Nearly 300 parents sue Minnesota school district over mask mandate
Overwhelming local opposition to the requirement for students and faculty at Rock Ridge Public Schools to mask up has led more than 275 parents to sue the northern Minnesota school…
We have been following and sharing updates on how the coronavirus has impacted public schools, but other educational institutions have been dealt a massive blow by COVID-19 as well.
For example, Catholic schools across the country have had the challenge of unprompted and unplanned distance learning compounded by two other threats, according to an op-ed by Partnership Schools Superintendent Kathleen Porter-Magee in the New York Daily News—a sudden drop in tuition payments from families hardest hit by the downturn and the mass closure of churches “that hold our communities together.”
One week into the school shutdown, it’s clear that the survival of these vital community institutions hangs in the balance. While traditional public and charter schools can navigate this crisis assured of a continued stream of public revenue, the urban Catholic schools that serve our nation’s neediest communities face a dramatic decline in revenue—not because parents don’t want to pay tuition but because they simply can’t.

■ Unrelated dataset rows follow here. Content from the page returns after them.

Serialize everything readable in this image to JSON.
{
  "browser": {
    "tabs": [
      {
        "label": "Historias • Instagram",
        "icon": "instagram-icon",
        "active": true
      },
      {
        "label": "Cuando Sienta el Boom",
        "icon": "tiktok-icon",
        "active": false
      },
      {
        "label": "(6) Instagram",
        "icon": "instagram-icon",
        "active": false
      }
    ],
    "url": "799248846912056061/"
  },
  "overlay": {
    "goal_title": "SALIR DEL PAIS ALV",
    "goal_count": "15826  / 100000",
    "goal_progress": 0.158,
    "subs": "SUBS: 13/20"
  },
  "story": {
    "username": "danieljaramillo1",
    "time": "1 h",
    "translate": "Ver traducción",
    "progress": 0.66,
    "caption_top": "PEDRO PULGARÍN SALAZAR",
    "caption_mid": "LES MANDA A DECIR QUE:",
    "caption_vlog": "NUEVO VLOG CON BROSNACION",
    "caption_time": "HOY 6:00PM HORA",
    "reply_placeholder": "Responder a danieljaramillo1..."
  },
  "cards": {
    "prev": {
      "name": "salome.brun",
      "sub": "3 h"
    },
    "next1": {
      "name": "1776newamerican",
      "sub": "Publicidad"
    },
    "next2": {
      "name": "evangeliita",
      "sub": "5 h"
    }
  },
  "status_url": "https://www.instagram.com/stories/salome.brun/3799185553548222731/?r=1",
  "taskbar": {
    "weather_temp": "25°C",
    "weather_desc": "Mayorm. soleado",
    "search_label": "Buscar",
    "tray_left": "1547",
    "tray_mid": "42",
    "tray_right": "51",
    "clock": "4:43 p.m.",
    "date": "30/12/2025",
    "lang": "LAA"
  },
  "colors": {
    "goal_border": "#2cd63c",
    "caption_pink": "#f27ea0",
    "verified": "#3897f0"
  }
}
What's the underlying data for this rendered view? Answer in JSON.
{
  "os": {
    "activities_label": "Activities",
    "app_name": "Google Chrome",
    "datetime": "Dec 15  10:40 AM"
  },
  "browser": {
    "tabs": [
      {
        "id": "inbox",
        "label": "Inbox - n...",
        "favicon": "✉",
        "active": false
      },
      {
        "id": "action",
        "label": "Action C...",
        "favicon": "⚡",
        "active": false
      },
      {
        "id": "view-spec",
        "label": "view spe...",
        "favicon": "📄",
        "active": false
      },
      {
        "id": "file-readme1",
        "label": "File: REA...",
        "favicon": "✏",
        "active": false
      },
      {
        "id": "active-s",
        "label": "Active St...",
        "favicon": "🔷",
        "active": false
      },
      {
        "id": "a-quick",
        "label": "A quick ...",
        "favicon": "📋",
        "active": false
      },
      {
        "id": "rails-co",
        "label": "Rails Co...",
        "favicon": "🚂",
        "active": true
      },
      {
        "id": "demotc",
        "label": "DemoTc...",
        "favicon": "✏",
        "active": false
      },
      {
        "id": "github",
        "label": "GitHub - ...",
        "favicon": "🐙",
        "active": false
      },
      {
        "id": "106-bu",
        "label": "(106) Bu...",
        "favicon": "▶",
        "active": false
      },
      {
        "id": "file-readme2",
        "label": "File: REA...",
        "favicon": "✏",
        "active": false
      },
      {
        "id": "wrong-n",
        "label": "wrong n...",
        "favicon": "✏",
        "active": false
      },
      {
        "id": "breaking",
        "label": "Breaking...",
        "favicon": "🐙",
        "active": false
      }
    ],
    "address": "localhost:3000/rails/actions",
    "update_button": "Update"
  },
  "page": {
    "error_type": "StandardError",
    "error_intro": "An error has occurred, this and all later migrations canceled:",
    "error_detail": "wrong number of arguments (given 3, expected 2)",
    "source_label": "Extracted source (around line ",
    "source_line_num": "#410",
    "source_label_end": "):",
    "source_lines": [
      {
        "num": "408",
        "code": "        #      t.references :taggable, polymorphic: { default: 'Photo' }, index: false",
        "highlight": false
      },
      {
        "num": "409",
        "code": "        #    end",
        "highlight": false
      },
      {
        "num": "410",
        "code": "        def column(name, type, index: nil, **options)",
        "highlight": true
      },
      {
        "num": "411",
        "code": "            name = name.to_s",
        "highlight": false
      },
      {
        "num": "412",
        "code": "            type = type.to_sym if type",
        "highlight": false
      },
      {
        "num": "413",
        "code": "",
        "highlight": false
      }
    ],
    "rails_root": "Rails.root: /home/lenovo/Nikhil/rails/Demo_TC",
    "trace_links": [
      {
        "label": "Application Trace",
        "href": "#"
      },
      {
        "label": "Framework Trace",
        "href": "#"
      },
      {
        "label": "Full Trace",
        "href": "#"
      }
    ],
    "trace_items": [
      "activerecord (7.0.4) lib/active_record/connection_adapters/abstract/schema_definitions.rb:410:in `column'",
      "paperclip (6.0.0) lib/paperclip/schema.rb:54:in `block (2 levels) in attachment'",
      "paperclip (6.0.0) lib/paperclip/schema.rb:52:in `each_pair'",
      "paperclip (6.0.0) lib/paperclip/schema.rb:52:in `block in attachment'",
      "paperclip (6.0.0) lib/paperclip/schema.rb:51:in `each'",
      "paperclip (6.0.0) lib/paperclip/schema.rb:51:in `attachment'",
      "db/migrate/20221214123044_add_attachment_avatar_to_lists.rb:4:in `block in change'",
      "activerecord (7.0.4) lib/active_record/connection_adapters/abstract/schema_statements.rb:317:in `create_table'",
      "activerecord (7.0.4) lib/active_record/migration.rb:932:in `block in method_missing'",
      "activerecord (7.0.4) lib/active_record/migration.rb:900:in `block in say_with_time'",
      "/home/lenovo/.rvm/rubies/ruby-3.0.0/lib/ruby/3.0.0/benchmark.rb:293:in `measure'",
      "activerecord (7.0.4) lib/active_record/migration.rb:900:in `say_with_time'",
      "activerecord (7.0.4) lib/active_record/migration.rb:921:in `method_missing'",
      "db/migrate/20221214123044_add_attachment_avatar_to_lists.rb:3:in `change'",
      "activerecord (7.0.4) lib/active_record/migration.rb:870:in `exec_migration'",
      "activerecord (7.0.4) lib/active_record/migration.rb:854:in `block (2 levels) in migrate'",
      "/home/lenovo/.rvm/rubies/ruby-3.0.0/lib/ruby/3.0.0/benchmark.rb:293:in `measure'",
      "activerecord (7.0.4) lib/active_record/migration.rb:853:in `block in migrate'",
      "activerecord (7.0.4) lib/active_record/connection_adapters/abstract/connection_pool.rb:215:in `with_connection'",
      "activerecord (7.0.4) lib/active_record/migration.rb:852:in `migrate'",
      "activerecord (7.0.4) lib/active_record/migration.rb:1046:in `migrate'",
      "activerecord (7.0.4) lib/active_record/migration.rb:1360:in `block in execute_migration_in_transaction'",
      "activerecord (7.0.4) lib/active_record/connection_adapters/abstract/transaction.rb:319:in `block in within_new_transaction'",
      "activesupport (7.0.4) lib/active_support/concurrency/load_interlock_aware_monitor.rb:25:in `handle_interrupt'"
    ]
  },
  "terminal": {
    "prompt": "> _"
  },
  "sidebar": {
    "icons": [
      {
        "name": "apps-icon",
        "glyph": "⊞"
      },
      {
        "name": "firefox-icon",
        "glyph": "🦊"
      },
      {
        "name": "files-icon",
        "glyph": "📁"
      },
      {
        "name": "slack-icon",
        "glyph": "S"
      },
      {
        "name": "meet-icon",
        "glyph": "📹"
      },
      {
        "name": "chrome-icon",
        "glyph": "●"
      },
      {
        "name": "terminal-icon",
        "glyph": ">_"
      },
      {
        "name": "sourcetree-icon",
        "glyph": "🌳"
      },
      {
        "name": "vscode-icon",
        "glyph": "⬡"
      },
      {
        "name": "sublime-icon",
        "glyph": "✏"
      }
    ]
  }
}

The low-income families we serve are exactly the people hardest hit by the shutdown of small businesses, and by the loss of hourly jobs across our city and country. And we shouldn’t make them choose between meeting the basic needs of their families and choosing the faith- and values-driven education they so desperately want for their children.
The $2.2 trillion coronavirus emergency aid package unanimously approved by the Senate will provide support for private and public schools. But until that money gets sorted out and gets into the hands of those who need it, short-term steps are needed, Superintendent Porter-Magee continues.
At Partnership Schools, we have taken three immediate steps to help our educational and spiritual community in this time of need: We waived all tuition and fees for our families for the duration of the school closure, we have committed to paying all our staff for the full duration of the school closure including hourly staff like teaching assistants and cafeteria workers and we have established a Family Relief Fund for any Partnership family in need of urgent financial support because of a lost job or unexpected medical bill.
Minnesota has 198 Catholic schools, serving nearly 48,000 students. Thanks to a fundraising raffle program that was supported by numerous communities, 89 participating schools in Minnesota, North Dakota and South Dakota raised more than $1.3 million—a new annual record for the program. The raffle sponsor, St. Paul-based Catholic United Financial, provided all the prizes and promotion materials for the raffle, resulting in 100 percent of the money going to the schools.